Organ transplantation entails the transplantation of a body organ that has failed to work; the failing organ is replaced with one that is healthy from another individual. Organs that are mostly transplanted include the following ones: the liver, lungs, heart, pancreas, small intestines and the kidney. One or more body organs can be transplanted at a time, for instance, the lungs and heart transplant. Due to the increased occurrence of vital organ failure and insufficient supply of organs, there has been a wide gap between the organ supply and demand. This has resulted to patients waiting longer to receive an organ, and the number of deaths has increased. Such issues have raised diverse ethical and societal issues based on supply, process of an organ allotment, and the use of living donors as volunteers. Many entrepreneurs have practiced organs sale for financial gains in many parts of the world, exploiting the less fortunate in the society. The issue of advancement in immunology, tissue engineering, and use of animal organs has also created ethical and medical issues. The development of ethics of organ transplantation indicates amazing improvement in the history of medicine since it involves a doctor, the patient, and the donor. An organ is a valuable resource that if not used it is lost to a prospective beneficiary.
However, not everyone can undergo the process of organ transplant, for this reason, a test needs to be carried out to determine the best candidate and the possible donor (Hakim, 2012). People who are not good donors include those with infections, alcohol, or smoking problems for the lung and liver respectively or due to any other health problem. In the current day, organ transplants have proved to be more successful because of the advancing medical technology (Parr and Mize, 2001). The organ to be transplanted and the disease that has caused the precise organ to fail determine the success of an organ transplant.
Both the candidate and the donor need to be prepared for the organ transplant, the first step involves taking the blood tests with the donor. Once the transplant is successful, the patient needs to take care of their health by ensuring that they take the prescribed medicines, watch the diet, and take regular blood test (Uhrig, 2014). All the doctor’s directions ought to be followed for full recovery.
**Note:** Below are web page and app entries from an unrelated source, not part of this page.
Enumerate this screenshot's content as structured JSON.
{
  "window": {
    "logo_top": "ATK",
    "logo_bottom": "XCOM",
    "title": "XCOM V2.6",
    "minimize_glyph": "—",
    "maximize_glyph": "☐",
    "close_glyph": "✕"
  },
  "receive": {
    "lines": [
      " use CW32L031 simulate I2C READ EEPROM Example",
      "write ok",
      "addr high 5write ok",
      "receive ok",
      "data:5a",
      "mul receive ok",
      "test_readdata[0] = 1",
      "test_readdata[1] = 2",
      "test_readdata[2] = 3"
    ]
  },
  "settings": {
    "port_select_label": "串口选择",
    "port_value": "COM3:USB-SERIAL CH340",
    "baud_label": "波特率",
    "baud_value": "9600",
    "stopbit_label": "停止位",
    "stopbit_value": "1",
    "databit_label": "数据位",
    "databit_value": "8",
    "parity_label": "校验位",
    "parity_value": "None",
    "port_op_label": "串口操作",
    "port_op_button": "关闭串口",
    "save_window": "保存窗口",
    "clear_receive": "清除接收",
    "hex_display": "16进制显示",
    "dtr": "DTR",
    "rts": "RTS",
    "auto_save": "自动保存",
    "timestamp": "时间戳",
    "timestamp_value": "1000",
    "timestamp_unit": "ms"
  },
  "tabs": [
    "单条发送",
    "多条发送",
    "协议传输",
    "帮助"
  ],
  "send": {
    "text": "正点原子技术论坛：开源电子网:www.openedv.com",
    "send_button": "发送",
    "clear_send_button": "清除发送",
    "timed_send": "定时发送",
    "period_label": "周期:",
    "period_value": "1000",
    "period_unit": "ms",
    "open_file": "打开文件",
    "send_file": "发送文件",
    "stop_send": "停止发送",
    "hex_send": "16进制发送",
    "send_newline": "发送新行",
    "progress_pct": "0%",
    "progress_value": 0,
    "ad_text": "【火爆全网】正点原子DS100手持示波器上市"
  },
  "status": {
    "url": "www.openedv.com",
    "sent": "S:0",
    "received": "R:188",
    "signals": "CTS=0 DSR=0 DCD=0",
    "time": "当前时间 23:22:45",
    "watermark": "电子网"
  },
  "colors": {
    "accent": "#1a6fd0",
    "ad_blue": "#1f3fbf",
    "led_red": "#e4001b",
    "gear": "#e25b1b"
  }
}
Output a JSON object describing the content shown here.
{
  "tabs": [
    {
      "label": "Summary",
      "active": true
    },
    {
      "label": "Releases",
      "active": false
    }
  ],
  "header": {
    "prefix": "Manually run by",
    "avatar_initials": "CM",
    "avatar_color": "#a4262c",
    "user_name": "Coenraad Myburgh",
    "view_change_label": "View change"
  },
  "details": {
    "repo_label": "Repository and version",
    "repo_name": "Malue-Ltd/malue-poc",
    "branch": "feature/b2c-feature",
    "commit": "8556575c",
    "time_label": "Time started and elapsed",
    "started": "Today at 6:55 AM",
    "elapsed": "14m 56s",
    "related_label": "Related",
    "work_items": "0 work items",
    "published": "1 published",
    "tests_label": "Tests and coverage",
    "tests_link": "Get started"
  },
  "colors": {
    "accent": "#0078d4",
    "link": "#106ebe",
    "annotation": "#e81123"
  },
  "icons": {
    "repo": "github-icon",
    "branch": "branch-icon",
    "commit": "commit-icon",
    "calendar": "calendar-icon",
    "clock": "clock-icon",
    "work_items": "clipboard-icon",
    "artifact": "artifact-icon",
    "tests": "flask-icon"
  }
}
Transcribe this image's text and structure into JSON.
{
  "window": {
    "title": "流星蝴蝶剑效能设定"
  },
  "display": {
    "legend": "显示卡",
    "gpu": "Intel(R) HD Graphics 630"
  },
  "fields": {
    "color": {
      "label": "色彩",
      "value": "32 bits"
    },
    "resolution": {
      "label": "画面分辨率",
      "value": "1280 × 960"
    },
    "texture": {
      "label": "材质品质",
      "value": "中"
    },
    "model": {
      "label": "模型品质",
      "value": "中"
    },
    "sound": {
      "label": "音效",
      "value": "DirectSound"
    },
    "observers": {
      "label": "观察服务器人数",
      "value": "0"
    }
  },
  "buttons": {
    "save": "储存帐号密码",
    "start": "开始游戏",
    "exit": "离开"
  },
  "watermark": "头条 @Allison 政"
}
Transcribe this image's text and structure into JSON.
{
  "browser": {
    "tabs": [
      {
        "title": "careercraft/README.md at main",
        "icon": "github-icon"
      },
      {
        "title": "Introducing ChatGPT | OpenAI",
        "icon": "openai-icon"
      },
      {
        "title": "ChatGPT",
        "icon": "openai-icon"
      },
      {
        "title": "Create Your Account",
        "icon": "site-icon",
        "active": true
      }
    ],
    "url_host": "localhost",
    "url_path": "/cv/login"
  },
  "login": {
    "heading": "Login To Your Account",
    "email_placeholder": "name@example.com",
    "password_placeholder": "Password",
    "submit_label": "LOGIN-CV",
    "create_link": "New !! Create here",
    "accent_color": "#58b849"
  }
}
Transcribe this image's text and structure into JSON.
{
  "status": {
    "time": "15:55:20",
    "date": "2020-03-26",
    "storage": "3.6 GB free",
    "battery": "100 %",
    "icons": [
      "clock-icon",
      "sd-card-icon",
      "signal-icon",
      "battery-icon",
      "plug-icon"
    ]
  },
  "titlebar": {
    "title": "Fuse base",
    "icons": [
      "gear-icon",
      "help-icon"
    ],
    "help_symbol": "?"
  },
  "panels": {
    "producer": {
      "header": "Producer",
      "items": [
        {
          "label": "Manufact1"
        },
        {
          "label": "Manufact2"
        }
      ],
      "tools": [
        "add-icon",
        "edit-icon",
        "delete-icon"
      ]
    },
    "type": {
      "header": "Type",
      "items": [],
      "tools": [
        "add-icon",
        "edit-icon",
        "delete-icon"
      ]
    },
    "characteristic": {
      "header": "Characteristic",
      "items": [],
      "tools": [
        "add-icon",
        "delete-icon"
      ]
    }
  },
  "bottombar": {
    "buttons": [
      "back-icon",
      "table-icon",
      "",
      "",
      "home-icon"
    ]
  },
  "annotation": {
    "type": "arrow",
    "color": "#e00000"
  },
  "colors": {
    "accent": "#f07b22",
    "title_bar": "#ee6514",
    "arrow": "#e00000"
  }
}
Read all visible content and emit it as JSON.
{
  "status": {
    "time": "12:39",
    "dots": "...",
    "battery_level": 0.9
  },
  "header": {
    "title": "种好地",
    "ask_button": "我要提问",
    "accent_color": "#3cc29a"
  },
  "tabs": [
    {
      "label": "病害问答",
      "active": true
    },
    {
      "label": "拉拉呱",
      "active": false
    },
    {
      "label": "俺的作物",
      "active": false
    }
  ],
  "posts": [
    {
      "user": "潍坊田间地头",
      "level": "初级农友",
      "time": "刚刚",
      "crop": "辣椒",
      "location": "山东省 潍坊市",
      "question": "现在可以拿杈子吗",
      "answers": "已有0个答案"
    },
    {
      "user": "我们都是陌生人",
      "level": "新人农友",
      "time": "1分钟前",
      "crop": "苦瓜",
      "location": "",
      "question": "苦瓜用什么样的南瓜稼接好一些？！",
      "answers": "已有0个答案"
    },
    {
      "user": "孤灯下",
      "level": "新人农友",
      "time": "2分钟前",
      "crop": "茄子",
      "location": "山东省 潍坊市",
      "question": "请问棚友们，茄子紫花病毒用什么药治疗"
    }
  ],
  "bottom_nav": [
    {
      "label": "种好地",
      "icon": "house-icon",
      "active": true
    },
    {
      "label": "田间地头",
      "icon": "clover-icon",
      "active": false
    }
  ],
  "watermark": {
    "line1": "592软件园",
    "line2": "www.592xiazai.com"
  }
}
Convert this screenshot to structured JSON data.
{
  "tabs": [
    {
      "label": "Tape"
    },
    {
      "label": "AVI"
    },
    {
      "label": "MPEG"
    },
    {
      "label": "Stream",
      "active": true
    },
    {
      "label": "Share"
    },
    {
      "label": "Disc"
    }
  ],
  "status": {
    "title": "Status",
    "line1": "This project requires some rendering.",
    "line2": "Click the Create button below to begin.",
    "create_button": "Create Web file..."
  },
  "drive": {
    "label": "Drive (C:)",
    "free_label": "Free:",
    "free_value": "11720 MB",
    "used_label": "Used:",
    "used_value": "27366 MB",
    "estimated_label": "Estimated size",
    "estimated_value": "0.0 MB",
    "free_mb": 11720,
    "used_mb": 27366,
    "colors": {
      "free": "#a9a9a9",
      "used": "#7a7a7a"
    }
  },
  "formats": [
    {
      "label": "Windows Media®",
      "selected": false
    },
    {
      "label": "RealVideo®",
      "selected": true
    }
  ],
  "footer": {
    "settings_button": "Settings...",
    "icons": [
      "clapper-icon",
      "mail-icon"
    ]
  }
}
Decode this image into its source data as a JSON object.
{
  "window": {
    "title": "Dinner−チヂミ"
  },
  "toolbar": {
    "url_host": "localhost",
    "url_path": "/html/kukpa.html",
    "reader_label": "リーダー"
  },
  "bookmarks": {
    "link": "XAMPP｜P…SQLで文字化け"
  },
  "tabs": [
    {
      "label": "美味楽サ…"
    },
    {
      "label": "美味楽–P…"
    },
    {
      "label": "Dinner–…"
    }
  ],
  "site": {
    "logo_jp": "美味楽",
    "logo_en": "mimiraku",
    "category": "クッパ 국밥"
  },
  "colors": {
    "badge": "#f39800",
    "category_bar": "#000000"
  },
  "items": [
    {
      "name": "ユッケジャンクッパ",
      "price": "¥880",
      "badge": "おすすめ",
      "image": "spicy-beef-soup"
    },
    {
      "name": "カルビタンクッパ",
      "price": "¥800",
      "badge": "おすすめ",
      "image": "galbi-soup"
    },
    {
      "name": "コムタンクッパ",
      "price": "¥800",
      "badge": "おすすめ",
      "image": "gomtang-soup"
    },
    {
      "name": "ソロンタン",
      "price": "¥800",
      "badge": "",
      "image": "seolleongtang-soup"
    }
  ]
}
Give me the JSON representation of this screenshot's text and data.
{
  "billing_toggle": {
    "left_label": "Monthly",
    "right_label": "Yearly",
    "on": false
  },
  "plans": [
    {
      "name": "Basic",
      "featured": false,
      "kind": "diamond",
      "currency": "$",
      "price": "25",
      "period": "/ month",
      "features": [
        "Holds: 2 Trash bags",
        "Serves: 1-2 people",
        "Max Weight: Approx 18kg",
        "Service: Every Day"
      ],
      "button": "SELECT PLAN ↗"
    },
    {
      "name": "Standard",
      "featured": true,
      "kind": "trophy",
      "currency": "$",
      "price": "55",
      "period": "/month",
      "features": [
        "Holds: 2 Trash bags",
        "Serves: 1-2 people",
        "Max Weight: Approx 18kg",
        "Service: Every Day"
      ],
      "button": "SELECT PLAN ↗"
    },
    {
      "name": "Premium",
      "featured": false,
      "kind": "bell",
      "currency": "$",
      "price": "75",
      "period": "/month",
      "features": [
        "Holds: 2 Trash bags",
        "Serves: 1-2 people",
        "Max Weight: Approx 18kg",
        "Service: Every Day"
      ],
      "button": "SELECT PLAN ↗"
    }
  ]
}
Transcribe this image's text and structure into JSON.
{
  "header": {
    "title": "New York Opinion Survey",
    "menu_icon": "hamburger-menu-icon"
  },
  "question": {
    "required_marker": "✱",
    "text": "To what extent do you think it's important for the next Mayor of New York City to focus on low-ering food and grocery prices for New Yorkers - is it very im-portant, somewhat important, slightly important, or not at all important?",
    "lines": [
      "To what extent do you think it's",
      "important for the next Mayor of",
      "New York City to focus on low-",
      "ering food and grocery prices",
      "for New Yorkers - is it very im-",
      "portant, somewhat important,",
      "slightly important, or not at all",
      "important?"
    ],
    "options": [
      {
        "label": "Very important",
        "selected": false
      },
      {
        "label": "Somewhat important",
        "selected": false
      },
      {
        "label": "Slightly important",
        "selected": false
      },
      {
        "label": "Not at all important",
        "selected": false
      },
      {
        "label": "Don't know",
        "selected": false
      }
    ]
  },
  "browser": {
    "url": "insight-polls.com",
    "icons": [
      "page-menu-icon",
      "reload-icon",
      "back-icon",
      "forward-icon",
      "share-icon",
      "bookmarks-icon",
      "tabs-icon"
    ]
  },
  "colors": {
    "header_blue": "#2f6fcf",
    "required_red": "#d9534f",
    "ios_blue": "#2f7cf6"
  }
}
It is advisable for the patient to see a psychologist, psychiatrist, or registered psychological health therapist regarding the transplant (Lovasik, 2011). It is also advisable to talk to anyone who has undergone through the same process of organ transplant. Following the doctor’s directions is the most important factor to consider so that your body does not reject the new organ.